With just a week before L’Eroica, I was seriously considering using my standby Vitus 979, as the S.A. gears were slipping and not capable of riding up my local steepest hills. With a lot of morning test rides, some loss of skin and amalgamating different mechanisms, I got a working Sturmey Archer FW Alloy 4 Speed.
As was the British standard till the 70s, the SA rear hub was 40 spokes , so I sourced some NOS rectangular channel anodized rims and laced my first wheel. For instructions I used a 1953 Sturmey Archer wheel building manual from their archive site.
When I ran out of time, my front wheel ended up being an early 80s 32 spoke MAVIC MA40 in anodized grey.
The brakes were Mafac Racers, popular French brakes from 60s and 70s. These were readily available and mine were NOS. The brake blocks emit a loud squeal, which is better then a bell!
The handlebars and stem were French and came with a bundle I shipped from France.

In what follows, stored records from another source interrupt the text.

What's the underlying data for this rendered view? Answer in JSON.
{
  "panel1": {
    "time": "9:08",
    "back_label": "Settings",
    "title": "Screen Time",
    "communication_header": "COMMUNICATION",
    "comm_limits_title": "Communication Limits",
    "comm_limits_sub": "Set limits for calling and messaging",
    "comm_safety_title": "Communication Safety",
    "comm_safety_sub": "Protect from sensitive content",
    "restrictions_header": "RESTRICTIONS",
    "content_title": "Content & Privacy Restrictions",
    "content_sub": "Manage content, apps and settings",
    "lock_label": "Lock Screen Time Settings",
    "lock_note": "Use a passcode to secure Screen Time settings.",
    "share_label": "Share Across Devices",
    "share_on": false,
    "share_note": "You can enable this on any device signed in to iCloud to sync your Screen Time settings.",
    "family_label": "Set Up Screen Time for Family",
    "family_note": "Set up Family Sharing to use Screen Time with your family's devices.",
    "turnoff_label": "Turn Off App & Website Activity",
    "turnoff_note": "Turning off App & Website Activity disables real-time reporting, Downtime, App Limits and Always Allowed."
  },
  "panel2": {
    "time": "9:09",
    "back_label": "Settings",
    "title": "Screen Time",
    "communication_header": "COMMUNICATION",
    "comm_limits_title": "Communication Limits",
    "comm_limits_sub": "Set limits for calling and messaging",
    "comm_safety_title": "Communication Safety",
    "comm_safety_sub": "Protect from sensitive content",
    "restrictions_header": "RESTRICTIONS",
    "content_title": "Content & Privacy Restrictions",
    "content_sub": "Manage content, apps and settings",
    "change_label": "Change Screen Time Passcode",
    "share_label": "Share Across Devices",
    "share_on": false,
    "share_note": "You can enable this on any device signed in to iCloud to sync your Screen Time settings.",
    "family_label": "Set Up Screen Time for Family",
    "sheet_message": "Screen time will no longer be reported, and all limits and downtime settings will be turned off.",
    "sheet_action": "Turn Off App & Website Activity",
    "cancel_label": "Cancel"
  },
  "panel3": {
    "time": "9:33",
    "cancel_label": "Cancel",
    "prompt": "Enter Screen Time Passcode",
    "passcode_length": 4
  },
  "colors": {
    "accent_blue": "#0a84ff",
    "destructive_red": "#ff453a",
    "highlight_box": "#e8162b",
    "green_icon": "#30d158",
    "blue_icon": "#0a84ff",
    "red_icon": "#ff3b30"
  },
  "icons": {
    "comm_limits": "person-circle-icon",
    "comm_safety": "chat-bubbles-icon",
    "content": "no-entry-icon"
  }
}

Cranks were steel cottered French Stronglight with 47tooth Williams chainring. I ordered rear sprockets from 19 to 22teeth (from SJS UK) and settled on the 22. The FW ratio are:
4th = +26.6% (equivalent 52/19)
3rd = direct (equivalent 39/18)
2nd = -21% (equivalent 39/23)
1st = -33.3% (equivalent 39/27)
The lowest gear (1st) could handle all local hill, but in reality in L’Eroica Gaiole, it was tough on the legs.
Riding a SA, the ideal setup is to have your flat road spinning gear to be the ratio for 2nd, and with the 47/22 it felt just right for flats and most hills.
My seat was a standard Brooks B17 Standard which was almost brand new- this is the default seat for L’Eroica bicycle. On the underside of the leather, I softened it with Dubbim and it was quite comfortable from first use. Opinions on Brooks saddle are split - some love them, others not quite. My school bike had a leather seat ( Australian Bell brand) that wasn’t too comfortable as it had a ridge down the centre due to uneven leather stretching- that problem pre-dated my acquisition.
Frame & Components:
Healing Reynolds 531 BTM - Serial #6040; Chromed “H” Badge.
Bottom Bracket- Bayliss Wiley- England
Headset - Branson -England
Chainring - Williams -England
Pedals - KKK Pro Aluminium - Japan
Cranks - Stronglight Competition - French
Wheels 700c Rear- 40h ; Front 32h
Brakes -Mafac Racer
Rear Hub - Sturmey Archer 1953 4-Speed FW Alloy - 40 hole.
Seat - Brooks B17 Standard
Seatpost - 26.8mm 80s Aluminium (non period)